■ What is expected:
A word-for-word repetition of all the entries is required.

■ Stored items:

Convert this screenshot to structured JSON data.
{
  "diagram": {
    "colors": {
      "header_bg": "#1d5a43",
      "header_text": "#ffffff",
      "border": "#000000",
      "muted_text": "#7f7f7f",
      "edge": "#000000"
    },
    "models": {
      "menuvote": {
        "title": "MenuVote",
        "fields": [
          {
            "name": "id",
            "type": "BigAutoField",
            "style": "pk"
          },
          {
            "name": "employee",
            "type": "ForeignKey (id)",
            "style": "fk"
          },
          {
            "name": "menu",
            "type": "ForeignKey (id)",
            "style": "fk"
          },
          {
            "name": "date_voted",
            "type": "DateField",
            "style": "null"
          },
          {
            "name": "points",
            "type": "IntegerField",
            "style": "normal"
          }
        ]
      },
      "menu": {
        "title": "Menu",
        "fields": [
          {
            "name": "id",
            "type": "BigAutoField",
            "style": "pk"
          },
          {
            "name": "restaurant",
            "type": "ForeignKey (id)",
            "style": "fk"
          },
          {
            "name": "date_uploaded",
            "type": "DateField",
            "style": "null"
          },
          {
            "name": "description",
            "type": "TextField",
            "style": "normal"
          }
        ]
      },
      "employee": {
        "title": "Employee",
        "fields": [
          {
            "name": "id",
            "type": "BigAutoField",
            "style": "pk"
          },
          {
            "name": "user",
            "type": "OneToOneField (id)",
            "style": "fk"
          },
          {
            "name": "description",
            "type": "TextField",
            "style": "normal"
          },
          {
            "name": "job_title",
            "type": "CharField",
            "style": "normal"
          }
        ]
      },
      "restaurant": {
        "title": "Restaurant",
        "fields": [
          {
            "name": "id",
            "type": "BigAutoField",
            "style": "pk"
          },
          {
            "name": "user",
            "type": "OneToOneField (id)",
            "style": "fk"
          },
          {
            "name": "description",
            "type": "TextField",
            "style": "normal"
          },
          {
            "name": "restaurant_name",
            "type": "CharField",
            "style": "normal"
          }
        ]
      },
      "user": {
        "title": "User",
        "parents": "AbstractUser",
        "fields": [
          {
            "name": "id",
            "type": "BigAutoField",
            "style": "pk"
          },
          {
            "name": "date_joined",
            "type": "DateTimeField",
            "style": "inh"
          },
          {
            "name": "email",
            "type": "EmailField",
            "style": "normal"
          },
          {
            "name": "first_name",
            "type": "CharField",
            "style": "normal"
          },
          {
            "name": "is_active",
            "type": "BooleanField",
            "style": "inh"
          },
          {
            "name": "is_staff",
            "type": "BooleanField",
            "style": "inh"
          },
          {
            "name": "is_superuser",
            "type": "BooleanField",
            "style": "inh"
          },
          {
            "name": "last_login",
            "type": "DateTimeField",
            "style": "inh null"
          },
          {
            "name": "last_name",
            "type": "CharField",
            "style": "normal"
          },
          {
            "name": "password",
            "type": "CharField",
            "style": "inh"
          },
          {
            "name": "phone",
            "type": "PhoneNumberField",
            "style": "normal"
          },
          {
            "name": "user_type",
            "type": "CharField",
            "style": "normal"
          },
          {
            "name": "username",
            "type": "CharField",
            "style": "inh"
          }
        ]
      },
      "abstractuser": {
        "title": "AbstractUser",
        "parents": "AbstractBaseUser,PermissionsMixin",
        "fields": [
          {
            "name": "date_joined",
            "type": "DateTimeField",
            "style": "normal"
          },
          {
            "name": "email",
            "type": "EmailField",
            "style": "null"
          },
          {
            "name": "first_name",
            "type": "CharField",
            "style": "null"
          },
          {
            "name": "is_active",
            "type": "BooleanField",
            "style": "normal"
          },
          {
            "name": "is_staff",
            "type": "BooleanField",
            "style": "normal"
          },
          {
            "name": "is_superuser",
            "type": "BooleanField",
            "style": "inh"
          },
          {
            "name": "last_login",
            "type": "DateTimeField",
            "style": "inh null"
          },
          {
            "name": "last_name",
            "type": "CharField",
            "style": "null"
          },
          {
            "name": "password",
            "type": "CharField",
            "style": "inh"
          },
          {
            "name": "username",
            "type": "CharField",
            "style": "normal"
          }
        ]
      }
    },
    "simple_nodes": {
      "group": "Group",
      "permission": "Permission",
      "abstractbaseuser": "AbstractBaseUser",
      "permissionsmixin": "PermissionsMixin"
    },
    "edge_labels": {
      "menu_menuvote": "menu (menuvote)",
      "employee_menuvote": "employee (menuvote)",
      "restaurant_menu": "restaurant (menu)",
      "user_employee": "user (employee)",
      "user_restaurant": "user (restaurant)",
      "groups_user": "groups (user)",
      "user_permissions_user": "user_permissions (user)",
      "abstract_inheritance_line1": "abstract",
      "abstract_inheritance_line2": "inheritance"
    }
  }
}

■ Result below:
Convert this screenshot to structured JSON data.
{
  "diagram": {
    "colors": {
      "header_bg": "#1d5a43",
      "header_text": "#ffffff",
      "border": "#000000",
      "muted_text": "#7f7f7f",
      "edge": "#000000"
    },
    "models": {
      "menuvote": {
        "title": "MenuVote",
        "fields": [
          {
            "name": "id",
            "type": "BigAutoField",
            "style": "pk"
          },
          {
            "name": "employee",
            "type": "ForeignKey (id)",
            "style": "fk"
          },
          {
            "name": "menu",
            "type": "ForeignKey (id)",
            "style": "fk"
          },
          {
            "name": "date_voted",
            "type": "DateField",
            "style": "null"
          },
          {
            "name": "points",
            "type": "IntegerField",
            "style": "normal"
          }
        ]
      },
      "menu": {
        "title": "Menu",
        "fields": [
          {
            "name": "id",
            "type": "BigAutoField",
            "style": "pk"
          },
          {
            "name": "restaurant",
            "type": "ForeignKey (id)",
            "style": "fk"
          },
          {
            "name": "date_uploaded",
            "type": "DateField",
            "style": "null"
          },
          {
            "name": "description",
            "type": "TextField",
            "style": "normal"
          }
        ]
      },
      "employee": {
        "title": "Employee",
        "fields": [
          {
            "name": "id",
            "type": "BigAutoField",
            "style": "pk"
          },
          {
            "name": "user",
            "type": "OneToOneField (id)",
            "style": "fk"
          },
          {
            "name": "description",
            "type": "TextField",
            "style": "normal"
          },
          {
            "name": "job_title",
            "type": "CharField",
            "style": "normal"
          }
        ]
      },
      "restaurant": {
        "title": "Restaurant",
        "fields": [
          {
            "name": "id",
            "type": "BigAutoField",
            "style": "pk"
          },
          {
            "name": "user",
            "type": "OneToOneField (id)",
            "style": "fk"
          },
          {
            "name": "description",
            "type": "TextField",
            "style": "normal"
          },
          {
            "name": "restaurant_name",
            "type": "CharField",
            "style": "normal"
          }
        ]
      },
      "user": {
        "title": "User",
        "parents": "AbstractUser",
        "fields": [
          {
            "name": "id",
            "type": "BigAutoField",
            "style": "pk"
          },
          {
            "name": "date_joined",
            "type": "DateTimeField",
            "style": "inh"
          },
          {
            "name": "email",
            "type": "EmailField",
            "style": "normal"
          },
          {
            "name": "first_name",
            "type": "CharField",
            "style": "normal"
          },
          {
            "name": "is_active",
            "type": "BooleanField",
            "style": "inh"
          },
          {
            "name": "is_staff",
            "type": "BooleanField",
            "style": "inh"
          },
          {
            "name": "is_superuser",
            "type": "BooleanField",
            "style": "inh"
          },
          {
            "name": "last_login",
            "type": "DateTimeField",
            "style": "inh null"
          },
          {
            "name": "last_name",
            "type": "CharField",
            "style": "normal"
          },
          {
            "name": "password",
            "type": "CharField",
            "style": "inh"
          },
          {
            "name": "phone",
            "type": "PhoneNumberField",
            "style": "normal"
          },
          {
            "name": "user_type",
            "type": "CharField",
            "style": "normal"
          },
          {
            "name": "username",
            "type": "CharField",
            "style": "inh"
          }
        ]
      },
      "abstractuser": {
        "title": "AbstractUser",
        "parents": "AbstractBaseUser,PermissionsMixin",
        "fields": [
          {
            "name": "date_joined",
            "type": "DateTimeField",
            "style": "normal"
          },
          {
            "name": "email",
            "type": "EmailField",
            "style": "null"
          },
          {
            "name": "first_name",
            "type": "CharField",
            "style": "null"
          },
          {
            "name": "is_active",
            "type": "BooleanField",
            "style": "normal"
          },
          {
            "name": "is_staff",
            "type": "BooleanField",
            "style": "normal"
          },
          {
            "name": "is_superuser",
            "type": "BooleanField",
            "style": "inh"
          },
          {
            "name": "last_login",
            "type": "DateTimeField",
            "style": "inh null"
          },
          {
            "name": "last_name",
            "type": "CharField",
            "style": "null"
          },
          {
            "name": "password",
            "type": "CharField",
            "style": "inh"
          },
          {
            "name": "username",
            "type": "CharField",
            "style": "normal"
          }
        ]
      }
    },
    "simple_nodes": {
      "group": "Group",
      "permission": "Permission",
      "abstractbaseuser": "AbstractBaseUser",
      "permissionsmixin": "PermissionsMixin"
    },
    "edge_labels": {
      "menu_menuvote": "menu (menuvote)",
      "employee_menuvote": "employee (menuvote)",
      "restaurant_menu": "restaurant (menu)",
      "user_employee": "user (employee)",
      "user_restaurant": "user (restaurant)",
      "groups_user": "groups (user)",
      "user_permissions_user": "user_permissions (user)",
      "abstract_inheritance_line1": "abstract",
      "abstract_inheritance_line2": "inheritance"
    }
  }
}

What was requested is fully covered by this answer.